• _Task requirements_: An exact copy of the entries is required, with every image omitted.

• _Input data_:

*** Block opens ***

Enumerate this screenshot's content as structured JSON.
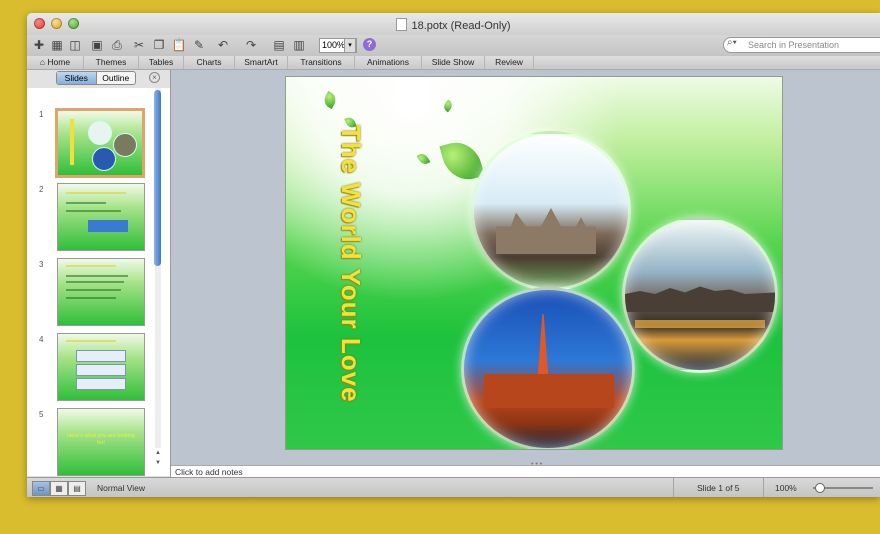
{
  "window": {
    "title": "18.potx (Read-Only)"
  },
  "toolbar": {
    "zoom_value": "100%",
    "search_placeholder": "Search in Presentation",
    "icons": [
      "new-icon",
      "gallery-icon",
      "templates-icon",
      "save-icon",
      "print-icon",
      "cut-icon",
      "copy-icon",
      "paste-icon",
      "format-painter-icon",
      "undo-icon",
      "redo-icon",
      "insert-slide-icon",
      "slide-layout-icon",
      "help-icon"
    ]
  },
  "ribbon": {
    "tabs": [
      "Home",
      "Themes",
      "Tables",
      "Charts",
      "SmartArt",
      "Transitions",
      "Animations",
      "Slide Show",
      "Review"
    ]
  },
  "slides_pane": {
    "tab_slides": "Slides",
    "tab_outline": "Outline",
    "slide_numbers": [
      "1",
      "2",
      "3",
      "4",
      "5"
    ],
    "slide5_text": "Here's what you are looking for!"
  },
  "slide": {
    "title": "The World Your Love"
  },
  "notes": {
    "placeholder": "Click to add notes"
  },
  "status": {
    "view_label": "Normal View",
    "slide_indicator": "Slide 1 of 5",
    "zoom_value": "100%"
  },
  "colors": {
    "slide_green": "#2fc84a",
    "title_yellow": "#f2e23a",
    "selection_border": "#e0a36a"
  }
}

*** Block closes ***

• _Task output_:
Enumerate this screenshot's content as structured JSON.
{
  "window": {
    "title": "18.potx (Read-Only)"
  },
  "toolbar": {
    "zoom_value": "100%",
    "search_placeholder": "Search in Presentation",
    "icons": [
      "new-icon",
      "gallery-icon",
      "templates-icon",
      "save-icon",
      "print-icon",
      "cut-icon",
      "copy-icon",
      "paste-icon",
      "format-painter-icon",
      "undo-icon",
      "redo-icon",
      "insert-slide-icon",
      "slide-layout-icon",
      "help-icon"
    ]
  },
  "ribbon": {
    "tabs": [
      "Home",
      "Themes",
      "Tables",
      "Charts",
      "SmartArt",
      "Transitions",
      "Animations",
      "Slide Show",
      "Review"
    ]
  },
  "slides_pane": {
    "tab_slides": "Slides",
    "tab_outline": "Outline",
    "slide_numbers": [
      "1",
      "2",
      "3",
      "4",
      "5"
    ],
    "slide5_text": "Here's what you are looking for!"
  },
  "slide": {
    "title": "The World Your Love"
  },
  "notes": {
    "placeholder": "Click to add notes"
  },
  "status": {
    "view_label": "Normal View",
    "slide_indicator": "Slide 1 of 5",
    "zoom_value": "100%"
  },
  "colors": {
    "slide_green": "#2fc84a",
    "title_yellow": "#f2e23a",
    "selection_border": "#e0a36a"
  }
}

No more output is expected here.